So the next question was how to generate data for the test? We’d used TPC-H benchmark for (more…)
With PostgreSQL 9.6 now out, many of our users and customers are asking us about the plans for Postgres-XL 9.6. The new release of PostgreSQL implements some new features, especially around parallel query processing and many are interested to know when those capabilities will be available in Postgres-XL.
Postgres-XL itself is a massively parallel processing system. It has an efficient distributed planner and executor which can distribute work to tens of datanodes, process the result and send it back to the client. It allows the user to either shard or replicate a table for efficient query execution. On top of that, Postgres-XL also provides global consistency of the data, all the time, so that users don’t need to worry about consistency while designing their applications.

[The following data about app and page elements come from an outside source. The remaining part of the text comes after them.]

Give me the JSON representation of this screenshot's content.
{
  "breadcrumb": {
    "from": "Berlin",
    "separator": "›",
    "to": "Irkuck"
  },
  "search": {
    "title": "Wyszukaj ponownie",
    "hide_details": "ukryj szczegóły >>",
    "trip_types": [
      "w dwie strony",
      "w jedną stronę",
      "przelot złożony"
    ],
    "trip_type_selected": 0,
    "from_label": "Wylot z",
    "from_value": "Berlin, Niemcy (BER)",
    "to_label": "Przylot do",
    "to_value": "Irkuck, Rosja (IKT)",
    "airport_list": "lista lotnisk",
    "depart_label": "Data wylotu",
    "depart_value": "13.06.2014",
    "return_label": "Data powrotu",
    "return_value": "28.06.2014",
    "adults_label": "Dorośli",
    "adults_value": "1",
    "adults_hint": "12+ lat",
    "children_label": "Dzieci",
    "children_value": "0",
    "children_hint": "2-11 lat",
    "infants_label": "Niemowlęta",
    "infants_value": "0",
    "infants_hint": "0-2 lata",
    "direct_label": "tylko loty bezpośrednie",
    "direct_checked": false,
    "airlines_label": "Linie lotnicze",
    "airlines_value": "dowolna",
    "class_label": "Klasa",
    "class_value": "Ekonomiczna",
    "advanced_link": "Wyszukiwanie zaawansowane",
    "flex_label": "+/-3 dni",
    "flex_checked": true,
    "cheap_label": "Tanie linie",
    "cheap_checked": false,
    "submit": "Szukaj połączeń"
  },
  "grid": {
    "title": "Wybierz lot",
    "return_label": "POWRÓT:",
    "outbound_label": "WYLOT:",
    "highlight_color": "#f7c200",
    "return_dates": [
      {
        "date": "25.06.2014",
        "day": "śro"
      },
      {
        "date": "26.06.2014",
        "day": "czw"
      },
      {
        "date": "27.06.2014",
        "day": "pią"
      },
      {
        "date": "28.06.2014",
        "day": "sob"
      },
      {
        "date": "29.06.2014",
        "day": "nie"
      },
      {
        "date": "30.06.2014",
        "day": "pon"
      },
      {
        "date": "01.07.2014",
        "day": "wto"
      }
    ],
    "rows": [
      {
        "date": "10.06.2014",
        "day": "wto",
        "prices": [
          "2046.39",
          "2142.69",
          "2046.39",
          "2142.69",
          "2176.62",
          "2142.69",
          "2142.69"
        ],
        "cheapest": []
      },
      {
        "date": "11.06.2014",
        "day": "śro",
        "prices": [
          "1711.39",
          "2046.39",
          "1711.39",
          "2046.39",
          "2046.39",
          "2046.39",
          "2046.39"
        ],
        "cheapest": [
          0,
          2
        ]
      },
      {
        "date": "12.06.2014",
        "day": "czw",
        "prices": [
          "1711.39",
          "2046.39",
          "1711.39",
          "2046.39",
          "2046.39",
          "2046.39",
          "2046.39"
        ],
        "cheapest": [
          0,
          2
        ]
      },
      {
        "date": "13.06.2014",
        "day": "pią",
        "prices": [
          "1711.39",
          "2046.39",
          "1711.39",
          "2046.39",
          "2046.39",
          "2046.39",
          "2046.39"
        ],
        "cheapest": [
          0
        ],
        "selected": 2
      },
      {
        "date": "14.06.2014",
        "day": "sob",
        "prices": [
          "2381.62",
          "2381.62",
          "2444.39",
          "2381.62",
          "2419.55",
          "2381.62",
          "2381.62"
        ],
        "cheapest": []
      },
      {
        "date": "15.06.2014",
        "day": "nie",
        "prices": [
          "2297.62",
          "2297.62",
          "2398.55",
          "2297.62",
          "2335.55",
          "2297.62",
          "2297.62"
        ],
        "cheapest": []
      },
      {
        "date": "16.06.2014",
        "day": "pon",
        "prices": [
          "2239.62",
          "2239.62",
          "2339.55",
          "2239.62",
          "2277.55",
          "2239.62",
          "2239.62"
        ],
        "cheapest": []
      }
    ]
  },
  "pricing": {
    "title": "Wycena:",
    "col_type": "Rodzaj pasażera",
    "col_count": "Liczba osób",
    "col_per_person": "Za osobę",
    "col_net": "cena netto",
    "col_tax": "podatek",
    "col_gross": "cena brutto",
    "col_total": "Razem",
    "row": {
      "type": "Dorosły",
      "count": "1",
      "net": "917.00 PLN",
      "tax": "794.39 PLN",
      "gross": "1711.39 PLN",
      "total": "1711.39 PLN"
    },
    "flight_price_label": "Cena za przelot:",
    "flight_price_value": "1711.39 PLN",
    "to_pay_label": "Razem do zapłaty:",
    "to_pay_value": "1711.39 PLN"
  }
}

The Postgres-XL community has released a new version of the software, tagged as 9.5r1.1. This is a minor update to earlier 9.5r1 release, but contains some very important bug fixes. I would encourage everyone to immediately upgrade to this latest release. Being a minor release, you only need to download the latest sources from , compile, install new binaries and restart your servers.
This release is fully caught up with the latest PostgreSQL 9.5 minor release i.e. it includes all bug fixes from PostgreSQL 9.5.3 version, also released today. List of important bug fixes in PostgreSQL 9.5.3 can be found here. Apart from that, it contains following important bug fixes:
Fix a nasty bug in CLOG and Subtrans Log management which may lead to severe data corruption.
Add a (more…)
After months of efforts, I'm pleased that Postgres-XL 9.5r1 is seeing the daylight. It has been tremendous collective efforts by many, both inside and outside 2ndQuadrant. Often it's not visible via commit history or mailing list communications, but I must admit that many folks have contributed in making this grand release. Contributors who wrote code and sent ideas, those who reviewed the code, QA team for testing and enhancing regression coverage, those who did benchmarks to show how we are doing, those who wrote automation to deploy the product and of course the user community for testing the product and providing invaluable feedback. So thank you folks!
Over the year, I've periodically wrote about various enhancements we made to the product. But let me summarise some of them here (more…)